Figure 8. Several typical faces in the database.
Figure 8. Several typical faces in the database.
Sensors 08 07518f8
Figure 9. The curve of CR with q.
Figure 9. The curve of CR with q.
Sensors 08 07518f9
Figure 10. The curve of CR with NP.
Figure 10. The curve of CR with NP.
Sensors 08 07518f10
Figure 11. The curve of CR with m.
Figure 11. The curve of CR with m.
Sensors 08 07518f11
Table 1. The impact of scaling (Size of the origin image is 200 pixels).
Table 1. The impact of scaling (Size of the origin image is 200 pixels).
SizeT [n]MSE

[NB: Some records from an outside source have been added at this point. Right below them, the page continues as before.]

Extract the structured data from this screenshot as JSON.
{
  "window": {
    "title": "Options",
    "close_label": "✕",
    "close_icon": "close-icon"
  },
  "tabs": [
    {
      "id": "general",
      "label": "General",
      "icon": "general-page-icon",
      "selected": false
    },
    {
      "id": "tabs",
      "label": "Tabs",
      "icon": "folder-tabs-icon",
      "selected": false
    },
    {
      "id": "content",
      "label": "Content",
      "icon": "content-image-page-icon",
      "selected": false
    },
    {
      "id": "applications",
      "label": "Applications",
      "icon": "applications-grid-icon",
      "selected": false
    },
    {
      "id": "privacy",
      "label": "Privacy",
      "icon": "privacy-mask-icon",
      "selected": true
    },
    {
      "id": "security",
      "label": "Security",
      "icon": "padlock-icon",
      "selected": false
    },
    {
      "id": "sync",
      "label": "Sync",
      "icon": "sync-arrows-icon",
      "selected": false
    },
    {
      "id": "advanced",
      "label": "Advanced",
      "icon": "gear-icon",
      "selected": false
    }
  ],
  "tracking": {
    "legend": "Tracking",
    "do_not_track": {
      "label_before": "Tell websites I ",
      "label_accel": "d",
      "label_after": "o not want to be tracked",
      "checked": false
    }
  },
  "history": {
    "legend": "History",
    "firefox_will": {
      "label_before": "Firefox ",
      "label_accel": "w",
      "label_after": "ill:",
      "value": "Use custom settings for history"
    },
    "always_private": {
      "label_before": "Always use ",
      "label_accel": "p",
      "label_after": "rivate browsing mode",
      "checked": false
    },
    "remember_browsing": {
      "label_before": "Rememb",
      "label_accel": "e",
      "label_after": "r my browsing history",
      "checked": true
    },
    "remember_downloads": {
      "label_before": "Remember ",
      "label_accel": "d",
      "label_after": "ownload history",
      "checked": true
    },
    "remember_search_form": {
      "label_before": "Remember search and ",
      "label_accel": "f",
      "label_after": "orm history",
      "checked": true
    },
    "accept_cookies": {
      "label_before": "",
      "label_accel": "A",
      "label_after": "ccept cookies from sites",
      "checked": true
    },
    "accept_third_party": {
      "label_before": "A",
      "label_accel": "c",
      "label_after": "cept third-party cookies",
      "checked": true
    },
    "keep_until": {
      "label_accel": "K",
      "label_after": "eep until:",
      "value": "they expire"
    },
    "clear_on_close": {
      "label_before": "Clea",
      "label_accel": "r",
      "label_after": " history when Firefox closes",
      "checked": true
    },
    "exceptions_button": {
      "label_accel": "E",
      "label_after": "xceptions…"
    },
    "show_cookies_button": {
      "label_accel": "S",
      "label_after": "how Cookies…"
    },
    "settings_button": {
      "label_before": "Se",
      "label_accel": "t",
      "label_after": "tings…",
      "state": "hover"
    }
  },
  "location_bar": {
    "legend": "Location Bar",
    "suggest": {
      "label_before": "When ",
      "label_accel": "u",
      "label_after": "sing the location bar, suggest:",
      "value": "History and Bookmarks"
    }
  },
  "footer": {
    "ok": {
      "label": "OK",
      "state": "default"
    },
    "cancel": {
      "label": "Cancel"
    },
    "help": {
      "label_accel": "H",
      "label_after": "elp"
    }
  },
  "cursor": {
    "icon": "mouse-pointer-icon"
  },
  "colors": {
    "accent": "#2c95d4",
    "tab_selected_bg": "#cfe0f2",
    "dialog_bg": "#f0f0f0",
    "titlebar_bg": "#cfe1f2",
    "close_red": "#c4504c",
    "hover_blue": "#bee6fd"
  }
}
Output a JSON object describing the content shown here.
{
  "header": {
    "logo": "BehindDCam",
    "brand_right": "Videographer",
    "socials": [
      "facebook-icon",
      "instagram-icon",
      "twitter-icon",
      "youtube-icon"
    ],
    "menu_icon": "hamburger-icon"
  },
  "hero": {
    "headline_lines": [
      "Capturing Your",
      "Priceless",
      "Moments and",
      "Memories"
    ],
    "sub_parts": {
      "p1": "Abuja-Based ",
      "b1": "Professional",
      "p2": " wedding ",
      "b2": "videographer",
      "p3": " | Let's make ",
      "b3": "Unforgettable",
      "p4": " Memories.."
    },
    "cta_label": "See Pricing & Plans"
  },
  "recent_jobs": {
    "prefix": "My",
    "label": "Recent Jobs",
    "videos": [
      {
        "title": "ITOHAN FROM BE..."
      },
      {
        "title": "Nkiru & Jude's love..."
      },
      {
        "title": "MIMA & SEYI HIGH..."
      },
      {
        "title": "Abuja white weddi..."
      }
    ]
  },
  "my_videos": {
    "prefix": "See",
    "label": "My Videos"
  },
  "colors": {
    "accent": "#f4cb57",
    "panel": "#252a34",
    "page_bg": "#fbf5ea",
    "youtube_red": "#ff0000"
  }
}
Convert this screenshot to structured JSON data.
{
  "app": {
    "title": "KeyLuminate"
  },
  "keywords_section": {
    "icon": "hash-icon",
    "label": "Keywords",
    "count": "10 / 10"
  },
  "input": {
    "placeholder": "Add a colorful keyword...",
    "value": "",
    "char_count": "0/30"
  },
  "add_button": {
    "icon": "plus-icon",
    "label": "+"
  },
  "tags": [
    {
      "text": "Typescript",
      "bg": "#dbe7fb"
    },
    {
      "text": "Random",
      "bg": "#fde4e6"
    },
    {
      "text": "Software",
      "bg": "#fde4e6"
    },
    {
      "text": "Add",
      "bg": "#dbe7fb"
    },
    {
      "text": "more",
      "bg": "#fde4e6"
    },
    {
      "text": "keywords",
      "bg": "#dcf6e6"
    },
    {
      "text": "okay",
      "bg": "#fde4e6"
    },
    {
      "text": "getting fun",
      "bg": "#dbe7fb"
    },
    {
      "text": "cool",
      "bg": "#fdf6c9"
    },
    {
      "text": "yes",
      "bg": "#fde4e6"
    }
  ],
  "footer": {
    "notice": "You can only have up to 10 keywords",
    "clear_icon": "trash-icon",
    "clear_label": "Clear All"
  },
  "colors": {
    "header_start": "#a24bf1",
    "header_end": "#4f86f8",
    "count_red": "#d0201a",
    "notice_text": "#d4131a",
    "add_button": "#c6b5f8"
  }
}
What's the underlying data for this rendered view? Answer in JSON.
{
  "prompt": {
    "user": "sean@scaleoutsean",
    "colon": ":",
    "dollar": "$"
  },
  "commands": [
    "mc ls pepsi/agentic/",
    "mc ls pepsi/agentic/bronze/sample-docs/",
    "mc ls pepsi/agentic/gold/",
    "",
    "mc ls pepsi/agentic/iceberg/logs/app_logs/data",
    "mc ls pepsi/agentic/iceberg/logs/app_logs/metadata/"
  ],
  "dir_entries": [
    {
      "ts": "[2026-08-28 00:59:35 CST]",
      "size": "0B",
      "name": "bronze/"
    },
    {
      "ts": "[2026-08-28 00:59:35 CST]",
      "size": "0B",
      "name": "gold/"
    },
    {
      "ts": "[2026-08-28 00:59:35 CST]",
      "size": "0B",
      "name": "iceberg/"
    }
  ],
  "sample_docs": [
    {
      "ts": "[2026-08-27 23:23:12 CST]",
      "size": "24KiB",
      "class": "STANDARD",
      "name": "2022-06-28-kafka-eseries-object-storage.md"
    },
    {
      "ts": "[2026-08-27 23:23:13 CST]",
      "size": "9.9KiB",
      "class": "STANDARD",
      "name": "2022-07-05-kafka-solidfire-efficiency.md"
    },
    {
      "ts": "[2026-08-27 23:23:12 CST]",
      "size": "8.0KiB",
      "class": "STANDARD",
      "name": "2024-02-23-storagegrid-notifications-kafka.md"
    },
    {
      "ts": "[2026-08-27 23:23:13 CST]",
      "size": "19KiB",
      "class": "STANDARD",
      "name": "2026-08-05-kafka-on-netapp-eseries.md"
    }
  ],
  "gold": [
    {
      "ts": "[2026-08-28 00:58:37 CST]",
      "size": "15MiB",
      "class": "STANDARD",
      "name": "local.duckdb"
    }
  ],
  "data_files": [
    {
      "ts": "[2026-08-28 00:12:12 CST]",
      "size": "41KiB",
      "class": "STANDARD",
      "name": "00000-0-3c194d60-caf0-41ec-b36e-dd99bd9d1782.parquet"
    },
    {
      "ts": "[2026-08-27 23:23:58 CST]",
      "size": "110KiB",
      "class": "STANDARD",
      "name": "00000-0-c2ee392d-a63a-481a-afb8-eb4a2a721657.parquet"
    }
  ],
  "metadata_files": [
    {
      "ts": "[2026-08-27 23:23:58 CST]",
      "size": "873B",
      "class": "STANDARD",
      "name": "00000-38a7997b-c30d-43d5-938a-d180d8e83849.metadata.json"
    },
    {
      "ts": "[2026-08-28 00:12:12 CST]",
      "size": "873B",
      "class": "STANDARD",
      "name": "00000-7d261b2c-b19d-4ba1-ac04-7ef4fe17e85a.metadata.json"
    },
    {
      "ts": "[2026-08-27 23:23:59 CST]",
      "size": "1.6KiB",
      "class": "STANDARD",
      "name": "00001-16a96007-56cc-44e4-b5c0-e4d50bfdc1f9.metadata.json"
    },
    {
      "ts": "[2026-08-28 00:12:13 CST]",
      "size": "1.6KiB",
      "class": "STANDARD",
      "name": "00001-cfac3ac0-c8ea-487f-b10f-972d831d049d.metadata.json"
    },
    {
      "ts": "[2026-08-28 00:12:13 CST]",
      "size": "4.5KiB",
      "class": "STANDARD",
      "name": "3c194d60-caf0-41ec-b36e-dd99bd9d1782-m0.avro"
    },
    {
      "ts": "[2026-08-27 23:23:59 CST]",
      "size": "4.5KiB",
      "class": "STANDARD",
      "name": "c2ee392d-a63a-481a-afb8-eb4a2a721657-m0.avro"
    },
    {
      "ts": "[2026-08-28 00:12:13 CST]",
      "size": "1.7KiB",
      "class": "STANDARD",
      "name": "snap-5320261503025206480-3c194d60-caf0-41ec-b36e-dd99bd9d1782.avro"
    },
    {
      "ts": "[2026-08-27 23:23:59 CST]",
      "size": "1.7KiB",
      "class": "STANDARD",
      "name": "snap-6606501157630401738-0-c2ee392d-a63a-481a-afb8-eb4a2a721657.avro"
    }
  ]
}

500.0016, 0.0361, 0.1247, 0.2414, 0.3714, 0.4608, 0.4969, 0.4920, 0.4548, 0.3875, 0.3233, 0.2516, 0.1813, 0.1100, 0.0612, 0.0423, 0.0245, 0.0135, 0.0096, 0.00003.9524e-3
1000.0006, 0.0280, 0.1163, 0.2376, 0.3657, 0.4581, 0.4967, 0.4930, 0.4539, 0.3887, 0.3148, 0.2509, 0.1818, 0.1119, 0.0612, 0.0380, 0.0243, 0.0139, 0.0086, 0.00001.1543e-3
1500.0004, 0.0287, 0.1143, 0.2368, 0.3629, 0.4577, 0.4967, 0.4926, 0.4536, 0.3908, 0.3169, 0.2482, 0.1809, 0.1098, 0.0603, 0.0379, 0.0239, 0.0142, 0.0085, 0.00007.59e-4
2000.0006, 0.0288, 0.1167, 0.2371, 0.3634, 0.4579, 0.4968, 0.4925, 0.4533, 0.3913, 0.3162, 0.2480, 0.1818, 0.1106, 0.0618, 0.0377, 0.0238, 0.0141, 0.0090, 0.00000
2500.0004, 0.0285, 0.1165, 0.2381, 0.3635, 0.4583, 0.4967, 0.4926, 0.4539, 0.3921, 0.3167, 0.2484, 0.1815, 0.1110, 0.0629, 0.0378, 0.0242, 0.0142, 0.0088, 0.00004.6218e-4
3000.0007, 0.0290, 0.1168, 0.2384, 0.3638, 0.4582, 0.4967, 0.4926, 0.4538, 0.3923, 0.3165, 0.2487, 0.1817, 0.1116, 0.0627, 0.0377, 0.0240, 0.0143, 0.0090, 0.00005.2731e-4
3500.0006, 0.0294, 0.1168, 0.2389, 0.3639, 0.4584, 0.4967, 0.4925, 0.4537, 0.3923, 0.3163, 0.2482, 0.1819, 0.1120, 0.0631, 0.0379, 0.0242, 0.0145, 0.0090, 0.00006.6282e-4
Table 2. The optimal parameters used in face recognition.
Table 2. The optimal parameters used in face recognition.
ParametersqNPmSCR
Value1.862045000072.5%
Back to TopTop